Today, I visited SIME Stockholm. As usual, a bombastic arrangement, extravagant and planned in minute detail. No surprises. Great new location, at Circus, really doing justice for the event, with smoother walks to the coffee and talks – meaning more time for networking.
Great speakers, I would have liked to hear a more developed discussion from Kim Cramer, Maks Giordano and Elísabet Grétarsdóttir who I think has some great ideas. I could only spear a few hours but here are some notes and thoughts.
Your brain is the best marketer, according to Kim Cramer, from BR-ND, She was talking about using brain scanning as a tool for developing marketing activities, and understanding how the marketing really works. Our brain is not a logic structure, she says, most of our decisions are actually made in the middle part of the brain, from emotional reasons.
She speaks about “emotive branding”, telling about obvious examples of irrational purchasing , and our decisions being based on our feelings for the brands. We post rationalize our decisions, she continues, adding the logic (or excuse) she calls it “the bla bla bla part of making decisions”. For a marketer this is old news. What is interesting is when she arrives at the potential to apply the latest technology for branding, and new possibilities to analyze reactions and foresee behaviour. Tests that has been made with brain scanning, monitoring he brain activity based on advertising. Applied to a wider sense of marketing, you can be sure to choose a brand name and logo as well as the actual product features with colors and shapes that brings positive feelings. And what we think we are experiencing, might not always be the brain’s experience.
Kim brought up the “emotive appeal”. With a comparison that was made of two humoristic commercials from the same car brand. Both commercials was considered amusing and likable. I myself love odd situations and liked the first one better.
The first clip displays an odd situation with a guy meets his father in law for the first time. Since it is a bit aggressive, our brain doesn’t like it, even if it makes us laugh.
The second clip, is of smiling, happy people – which is much more appreciated by the brain. The brand owner skipped the first clip and went for the second. Though, people in the audience actually recognized the clip from Swedish television.
I think this subject relates to the project and area that Mattias Östmar is working on. The combination of their ideas and research could be mind blowing. Excluding the advertising part 😉 I wouldn’t be surprised to see Mattias on the SIME scene in the future.
Gamification. Again. But still relevant and especially well done by Elísabet Grétarsdóttir, from Eve Online. She seemed smart. Virtual worlds are totally unknown for me, and actually quite unappealing as far as I know. According to the panel, its engaging foremost because you have the possibility to project yourself in your avatar. Your brain does not distinguish your physical body from the digital persona, and in the 3D environment you immerse yourself with the avatar. Differences between women and men in virtual worlds was discussed. Women, or girls, being more caring for other people and things, while men seek competition and battle. Same same, that is. I guess the online behaviour reflects the society and you need to take into consideration the underlying causes of actions. The example Elísabet mentions is why is it ok for men to hug in a locker room but not in the board room.

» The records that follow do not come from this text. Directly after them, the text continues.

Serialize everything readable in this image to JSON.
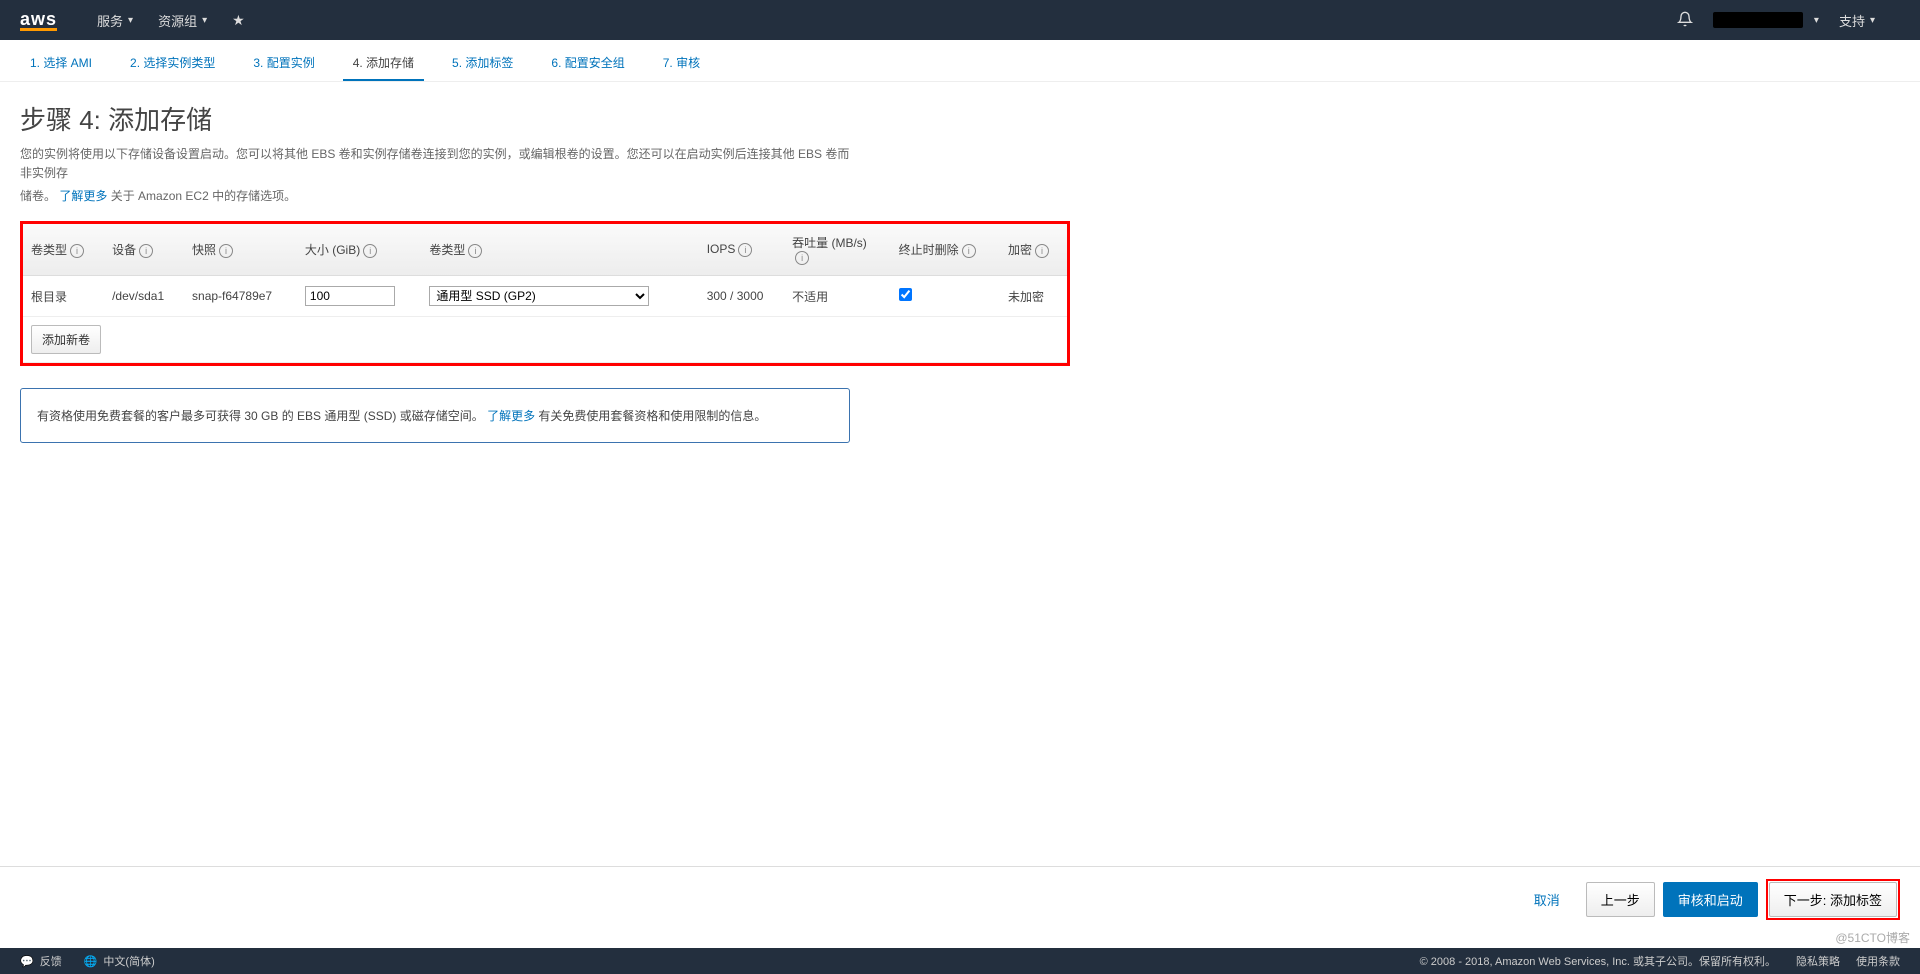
{
  "nav": {
    "logo": "aws",
    "services": "服务",
    "resource_groups": "资源组",
    "support": "支持"
  },
  "wizard": {
    "steps": [
      {
        "label": "1. 选择 AMI"
      },
      {
        "label": "2. 选择实例类型"
      },
      {
        "label": "3. 配置实例"
      },
      {
        "label": "4. 添加存储"
      },
      {
        "label": "5. 添加标签"
      },
      {
        "label": "6. 配置安全组"
      },
      {
        "label": "7. 审核"
      }
    ],
    "active_index": 3
  },
  "page": {
    "title": "步骤 4: 添加存储",
    "desc1": "您的实例将使用以下存储设备设置启动。您可以将其他 EBS 卷和实例存储卷连接到您的实例，或编辑根卷的设置。您还可以在启动实例后连接其他 EBS 卷而非实例存",
    "desc2_prefix": "储卷。",
    "learn_more": "了解更多",
    "desc2_suffix": " 关于 Amazon EC2 中的存储选项。"
  },
  "table": {
    "headers": {
      "vol_type": "卷类型",
      "device": "设备",
      "snapshot": "快照",
      "size": "大小 (GiB)",
      "vol_kind": "卷类型",
      "iops": "IOPS",
      "throughput": "吞吐量 (MB/s)",
      "delete": "终止时删除",
      "encrypt": "加密"
    },
    "row": {
      "vol_type": "根目录",
      "device": "/dev/sda1",
      "snapshot": "snap-f64789e7",
      "size_value": "100",
      "vol_kind_selected": "通用型 SSD (GP2)",
      "iops": "300 / 3000",
      "throughput": "不适用",
      "delete_checked": true,
      "encrypt": "未加密"
    },
    "add_button": "添加新卷"
  },
  "info_panel": {
    "text_before": "有资格使用免费套餐的客户最多可获得 30 GB 的 EBS 通用型 (SSD) 或磁存储空间。",
    "learn_more": "了解更多",
    "text_after": " 有关免费使用套餐资格和使用限制的信息。"
  },
  "footer": {
    "cancel": "取消",
    "prev": "上一步",
    "review": "审核和启动",
    "next": "下一步: 添加标签"
  },
  "bottom": {
    "feedback": "反馈",
    "lang": "中文(简体)",
    "copy": "© 2008 - 2018, Amazon Web Services, Inc. 或其子公司。保留所有权利。",
    "privacy": "隐私策略",
    "terms": "使用条款"
  },
  "watermark": "@51CTO博客"
}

The difference between 2.0 and 3.0 was also clarified, where Internet 3.0, means that you are connecting within the Internet, rather than with the help of it, as with 2.0. The amusement is more important than the game in itself, the biggest lesson from the session was “the game industry is trying to gamify itself”. You will have to figure that out yourself.
The social branding session was the one I was actually really hoping for. I must admit had hoped to get some more “new” out of it, ant thought it was a bit fade. Though ,I did get curious of Buddy Media and will check it out, so I guess it was a mission accomplished for Erinn Marzo anyhow. I highly agree with Krister Karjalainen, P&G, that co-creation of brands and really, really, listening to the consumer will be two key factors ahead.